#### WHAT IS NEEDED:
Below are entries; tally how many lines hold the string "Evidence" and answer with only that figure.

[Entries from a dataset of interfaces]
-- Opening Marker --

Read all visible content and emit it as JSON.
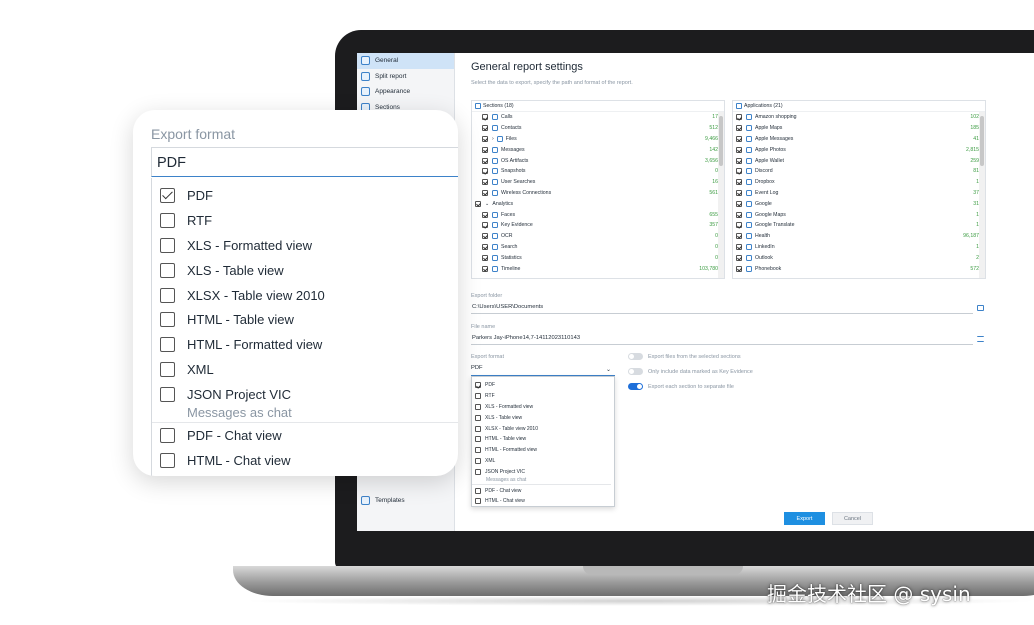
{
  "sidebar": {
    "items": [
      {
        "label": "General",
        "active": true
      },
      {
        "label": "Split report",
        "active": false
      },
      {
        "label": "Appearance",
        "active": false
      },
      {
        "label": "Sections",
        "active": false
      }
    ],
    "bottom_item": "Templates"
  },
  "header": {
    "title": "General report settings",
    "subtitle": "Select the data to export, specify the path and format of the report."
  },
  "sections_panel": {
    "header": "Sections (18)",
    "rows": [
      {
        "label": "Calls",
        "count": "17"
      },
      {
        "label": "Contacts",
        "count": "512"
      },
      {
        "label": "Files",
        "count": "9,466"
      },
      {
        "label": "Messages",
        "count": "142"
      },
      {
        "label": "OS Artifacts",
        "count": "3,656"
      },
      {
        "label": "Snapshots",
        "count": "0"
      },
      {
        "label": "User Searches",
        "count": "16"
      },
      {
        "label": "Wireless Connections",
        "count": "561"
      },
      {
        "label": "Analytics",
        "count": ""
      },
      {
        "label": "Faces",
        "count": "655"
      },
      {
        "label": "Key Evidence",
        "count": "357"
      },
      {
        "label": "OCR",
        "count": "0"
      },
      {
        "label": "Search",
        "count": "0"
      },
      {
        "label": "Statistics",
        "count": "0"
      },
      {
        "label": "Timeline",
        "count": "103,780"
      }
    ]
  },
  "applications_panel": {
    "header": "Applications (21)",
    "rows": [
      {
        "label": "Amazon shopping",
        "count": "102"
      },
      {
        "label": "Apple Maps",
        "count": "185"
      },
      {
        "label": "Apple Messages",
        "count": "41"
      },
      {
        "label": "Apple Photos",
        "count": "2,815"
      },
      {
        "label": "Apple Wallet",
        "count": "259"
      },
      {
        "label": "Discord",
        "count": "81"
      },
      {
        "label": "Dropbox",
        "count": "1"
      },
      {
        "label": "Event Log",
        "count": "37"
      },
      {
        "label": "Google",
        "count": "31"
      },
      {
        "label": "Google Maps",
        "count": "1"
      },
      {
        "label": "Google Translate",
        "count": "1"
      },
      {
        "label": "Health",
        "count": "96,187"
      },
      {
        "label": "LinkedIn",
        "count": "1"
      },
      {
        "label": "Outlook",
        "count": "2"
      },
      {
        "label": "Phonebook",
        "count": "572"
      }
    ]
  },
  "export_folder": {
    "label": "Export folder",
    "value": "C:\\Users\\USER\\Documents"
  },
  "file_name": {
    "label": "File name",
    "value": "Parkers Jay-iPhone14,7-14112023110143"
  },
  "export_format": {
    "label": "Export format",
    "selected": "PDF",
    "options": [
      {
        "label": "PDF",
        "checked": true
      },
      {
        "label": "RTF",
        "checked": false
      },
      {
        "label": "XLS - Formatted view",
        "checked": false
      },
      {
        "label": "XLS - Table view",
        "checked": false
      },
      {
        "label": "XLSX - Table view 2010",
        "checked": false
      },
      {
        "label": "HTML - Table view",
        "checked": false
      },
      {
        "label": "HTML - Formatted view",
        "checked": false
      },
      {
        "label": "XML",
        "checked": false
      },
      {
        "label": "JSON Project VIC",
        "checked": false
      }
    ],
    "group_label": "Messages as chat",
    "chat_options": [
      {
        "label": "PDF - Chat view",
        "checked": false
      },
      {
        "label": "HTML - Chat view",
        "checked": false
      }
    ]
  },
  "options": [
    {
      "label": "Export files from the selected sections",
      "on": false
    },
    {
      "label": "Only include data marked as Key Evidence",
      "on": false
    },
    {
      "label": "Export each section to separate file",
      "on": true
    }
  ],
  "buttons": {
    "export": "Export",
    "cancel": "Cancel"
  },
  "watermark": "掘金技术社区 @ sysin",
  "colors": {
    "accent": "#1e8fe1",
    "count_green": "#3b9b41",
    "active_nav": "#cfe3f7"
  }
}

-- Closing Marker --

#### WRITTEN REPLY:
2